Understanding Anti-oxidants and Free Radicals
Apr 14, 2011 05:17PM
● By Deepti Sadhwani, MD
How many times have you heard the word “anti-oxidant” while watching TV? Commercials often discuss the benefits of a product and frequently the term “anti-oxidant” will surface followed by its nemesis, the “free radical.”
To understand the villain of this story, the free radical, we have to look at ourselves from a cellular perspective and narrow our focus to a molecular level. We will find that in a molecule of water, there are two electrons in each of the bonds that hold the hydrogen to the oxygen. The paired electrons stabilize the bonds between the atoms. Especially in molecules containing oxygen, one of the paired electrons can be “stolen” by another molecule. This condition will produce what is called a free radical, which is simply, a molecule with an unpaired electron. The new free radial will now go out and try and steal an electron from some other molecule. The process repeats itself over and over. The danger comes when a borrowed electron comes from a piece of DNA. The altered DNA may then turn on a cancer gene.
To combat free radicals anti-oxidants are needed. Anti-oxidants are compounds that protect our bodies from the damaging effects of the free radicals. Anti-oxidants are able to donate an electron to the unbalanced free radical without becoming harmful to any of the other molecules. When we are young, and as long as we eat a healthy diet, our bodies are able to produce anti-oxidants, but as we age, it is important that we provide ourselves with the necessary protection from free radical damage. Our body produces enzymatic antioxidants, but it cannot produce anti-oxidant chemicals like flavanoids or vitamins E and C. The body needs these chemicals to be constantly replenished in order to provide us with the proper protection.
The body creates free radicals and oxygen reactive species relentlessly and continuously. By definition an antioxidant is a compound that is able to react with free radicals, forming harmless unreactive molecules and protecting other biological molecules from damage. Antioxidants are either reactive chemicals such as vitamin E or specialized enzymes such as catalase. The body produces enzymatic antioxidants but it cannot make antioxidant chemicals such as vitamins E, C and flavanoids. These antioxidant chemicals protect the sites in the body which the enzymatic systems cannot reach. We obtain these antioxidant chemicals from our diet but they are rapidly turned over in the body and need to be constantly replenished.

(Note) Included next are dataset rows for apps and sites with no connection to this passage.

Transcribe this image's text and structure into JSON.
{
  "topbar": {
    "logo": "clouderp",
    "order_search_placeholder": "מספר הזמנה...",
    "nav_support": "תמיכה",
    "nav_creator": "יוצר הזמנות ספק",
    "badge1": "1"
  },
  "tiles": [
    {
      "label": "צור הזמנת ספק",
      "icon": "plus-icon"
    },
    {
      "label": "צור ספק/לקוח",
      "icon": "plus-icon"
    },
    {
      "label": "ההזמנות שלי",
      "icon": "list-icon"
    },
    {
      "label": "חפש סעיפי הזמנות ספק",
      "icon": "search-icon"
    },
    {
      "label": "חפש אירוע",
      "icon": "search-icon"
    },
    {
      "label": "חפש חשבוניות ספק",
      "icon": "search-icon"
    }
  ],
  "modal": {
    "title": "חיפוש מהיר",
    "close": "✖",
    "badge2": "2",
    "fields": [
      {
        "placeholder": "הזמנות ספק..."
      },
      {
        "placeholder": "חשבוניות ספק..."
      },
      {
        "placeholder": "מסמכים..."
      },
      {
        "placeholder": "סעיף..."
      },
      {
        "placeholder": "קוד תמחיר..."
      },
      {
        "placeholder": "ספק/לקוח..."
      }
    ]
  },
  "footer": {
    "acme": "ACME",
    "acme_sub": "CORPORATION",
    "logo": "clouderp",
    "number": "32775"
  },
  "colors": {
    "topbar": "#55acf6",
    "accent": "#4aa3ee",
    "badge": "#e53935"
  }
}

It appears that for at least the first twenty to thirty years of our lives our bodies are well protected from free radical damage. Assuming one has a healthy diet containing fresh fruit and vegetables, the levels of antioxidant molecules and antioxidant enzymes is usually high enough to absorb most of the free radicals produced in the body. As we get older the effectiveness of these protective systems appears to slowly decrease and the damaged molecules begin to take a toll on us. Free radical damage is thought to contribute to a host of diseases such as, cancer, cardio vascular, Alzheimers, stroke and arthritis.
Fortunately for us, antioxidants are in almost all of the foods we eat. The more healthy and varied the diet you eat the more antioxidants you will get each day. Sources for anti-oxidants include: Vitamins C, E, A (as beta-carotene), CoQ10, Selenium, and Polyphenols found in naturally colorful fruits and vegetables. Eat a rainbow of foods and keep in mind that the darker the fruit or vegetable, the more antioxidant power there is.
Deepti Sadhwani, M.D. is located at Quality Health Care in Sebastian. She specializes in fighting obesity, aging and helping people reduce and eliminate the need for medication. For more information call Dr. Sadhwani at 772-581-2373.